Flying is the fastest way to get around Colombia. Precipitous two-lane winding roads can make road travel long, tiring, and a bit nauseating. Distances by plane are usually short (between 30 min. and 1 hr.), though prices are relatively steep. Except to pay about COL$150,000 to COL$500,000 for a 30- to 60-minute flight between major cities. Colombian airline prices are generally fixed and unlikely to vary much between airline carriers. Avianca/SAM (tel. 018000/123-434; www.avianca.com) is Colombia's largest and most extensive carrier, covering both domestic and international routes. That said, service is often inefficient and customer service is poor. Aero República (tel. 018000/917-766; www.aerorepublica.com.co) covers much of the same territory as Avianca. AIRES (tel. 018000/524-737; www.aires.com.co) services smaller cities and towns, and SATENA (tel. 01900/331-7100; www.satena.com) flies to difficult locations such as the Amazon, the Pacific coast, and dozens of other small towns and villages.

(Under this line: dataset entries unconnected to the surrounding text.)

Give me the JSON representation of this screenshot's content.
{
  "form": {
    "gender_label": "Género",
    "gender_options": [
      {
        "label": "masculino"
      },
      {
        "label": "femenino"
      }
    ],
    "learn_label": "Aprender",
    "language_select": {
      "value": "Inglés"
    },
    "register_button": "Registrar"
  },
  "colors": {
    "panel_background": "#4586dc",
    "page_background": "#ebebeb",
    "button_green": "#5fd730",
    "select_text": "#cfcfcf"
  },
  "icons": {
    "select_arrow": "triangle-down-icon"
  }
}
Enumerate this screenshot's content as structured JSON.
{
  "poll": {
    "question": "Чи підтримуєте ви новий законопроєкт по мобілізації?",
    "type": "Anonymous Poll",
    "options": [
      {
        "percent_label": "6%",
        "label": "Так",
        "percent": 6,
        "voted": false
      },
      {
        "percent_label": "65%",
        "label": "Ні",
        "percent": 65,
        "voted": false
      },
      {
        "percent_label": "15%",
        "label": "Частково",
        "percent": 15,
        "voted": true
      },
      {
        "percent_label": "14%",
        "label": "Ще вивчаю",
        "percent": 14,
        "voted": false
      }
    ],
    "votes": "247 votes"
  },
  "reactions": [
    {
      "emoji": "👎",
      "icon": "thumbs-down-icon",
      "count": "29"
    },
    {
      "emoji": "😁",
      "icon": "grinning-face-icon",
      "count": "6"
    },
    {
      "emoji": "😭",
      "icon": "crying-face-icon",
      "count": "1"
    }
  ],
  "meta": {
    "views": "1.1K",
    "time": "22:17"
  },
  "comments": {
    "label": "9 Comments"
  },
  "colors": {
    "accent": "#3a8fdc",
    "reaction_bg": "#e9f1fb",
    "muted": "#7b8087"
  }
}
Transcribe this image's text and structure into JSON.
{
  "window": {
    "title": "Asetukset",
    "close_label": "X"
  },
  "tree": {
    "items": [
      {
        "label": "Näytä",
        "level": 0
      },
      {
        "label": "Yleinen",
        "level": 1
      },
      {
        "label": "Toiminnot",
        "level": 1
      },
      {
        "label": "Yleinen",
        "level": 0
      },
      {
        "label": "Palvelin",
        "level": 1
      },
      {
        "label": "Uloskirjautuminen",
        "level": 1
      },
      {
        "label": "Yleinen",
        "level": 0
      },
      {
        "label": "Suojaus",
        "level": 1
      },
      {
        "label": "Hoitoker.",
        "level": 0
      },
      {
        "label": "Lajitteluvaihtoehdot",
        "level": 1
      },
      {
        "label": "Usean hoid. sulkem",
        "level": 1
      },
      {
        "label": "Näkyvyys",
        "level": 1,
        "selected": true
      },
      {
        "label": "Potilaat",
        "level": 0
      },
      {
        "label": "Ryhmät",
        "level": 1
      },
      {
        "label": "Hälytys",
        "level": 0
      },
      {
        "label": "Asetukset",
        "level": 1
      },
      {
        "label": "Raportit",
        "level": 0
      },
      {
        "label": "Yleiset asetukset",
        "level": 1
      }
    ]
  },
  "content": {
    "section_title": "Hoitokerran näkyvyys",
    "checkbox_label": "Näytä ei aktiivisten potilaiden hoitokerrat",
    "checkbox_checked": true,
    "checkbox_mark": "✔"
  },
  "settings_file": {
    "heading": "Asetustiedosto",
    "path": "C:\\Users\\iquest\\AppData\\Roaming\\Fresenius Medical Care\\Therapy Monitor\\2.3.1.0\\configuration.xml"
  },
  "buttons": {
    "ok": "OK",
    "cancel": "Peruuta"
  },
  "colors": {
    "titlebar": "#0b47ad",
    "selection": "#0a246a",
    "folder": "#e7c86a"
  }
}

Tip: It's important to note that if you will be using an international (non-Colombian) credit card to purchase your airline ticket online, you will need to book your flight at least 3 days in advance, or through a non-Colombian search engine such as Expedia. Another choice if you are short on time is to buy your tickets at the airport, where you won't have any problems using your credit card. Unless you're traveling during Christmas, Easter, or a busy holiday weekend, you shouldn't have too much trouble purchasing last-minute Colombian tickets.

By Bus

Since President Uribe took office in 2002, road travel in Colombia has improved dramatically. Most routes between major cities and towns are safe, though southwest Colombia can still be dangerous. As a woman traveling alone, I have taken buses throughout Colombia without incident, but every traveler's comfort level is different. It's a good idea to check security conditions before you board a long-distance night bus, especially if you'll be traveling through high-risk area. You can find a bus to almost any city or town in the country from the Bogotá bus terminal, Terminal de Buses. Bus routes from Medellín, Cali, and Barranquilla also cover much of the country. Road conditions are generally good, but it's important to remember that these are two-lane mountain roads, so if there is a back-up or accident, you're stuck in place for at least a couple of hours. Also during the wet season -- particularly October and November -- the rain can cause mudslides and unpredictable road conditions.

Unless you're taking a route with irregular departures, it's unnecessary to book in advance (the exception being if you are traveling during Christmas or a Puente weekend, both 3-day holiday weekends, when you might want to consider purchasing your ticket a day or two in advance). Bus travel isn't as cheap as in nearby Ecuador or Peru; expect to pay about COL$10,000 per 100km (62 miles), but buses are generally comfortable. Tip: Stick to large buses, since small colectivos are bumpy and uncomfortable. And avoid taking corrientes, which seem to stop every couple of meters. No matter what class of bus, be prepared for onboard entertainment of vallenato and ranchera tunes, as well as ultraviolent movies, at whatever volume your driver chooses.

By Car

Renting a car in Colombia is a bad idea. Car accidents are one of the top causes of death in Colombia. In urban areas, Colombians tend to be aggressive and careless behind the wheel, often neither following street signs or traffic lights nor giving pedestrians the right of way. On rural roads and mountain passes, winding roads and near head-on collisions with trucks, as well as the occasional livestock crossing, can be intimidating at best. Also, Colombian car-rental companies examine returned rentals extensively for the slightest dent and scratch. Public transportation options are safer and cheaper. Some upscale hotels offer a chauffeur/car service, which can be rented by the hour or by the day, but don't expect any great deals. If, after hearing all this, you are still determined to drive in Colombia, expect to pay at least COL$200,000 a day. Make sure you and the car are insured, and be aware that gas doesn't come cheap in Colombia -- we're talking COL$7,158 a gallon. Some companies that rent cars in Colombia are: Avis (www.avis.com), Hertz (www.hertz.com), and Budget (www.budget.com).

Note: This information was accurate when it was published, but can change without notice. Please be sure to confirm all rates and details directly with the companies in question before planning your trip.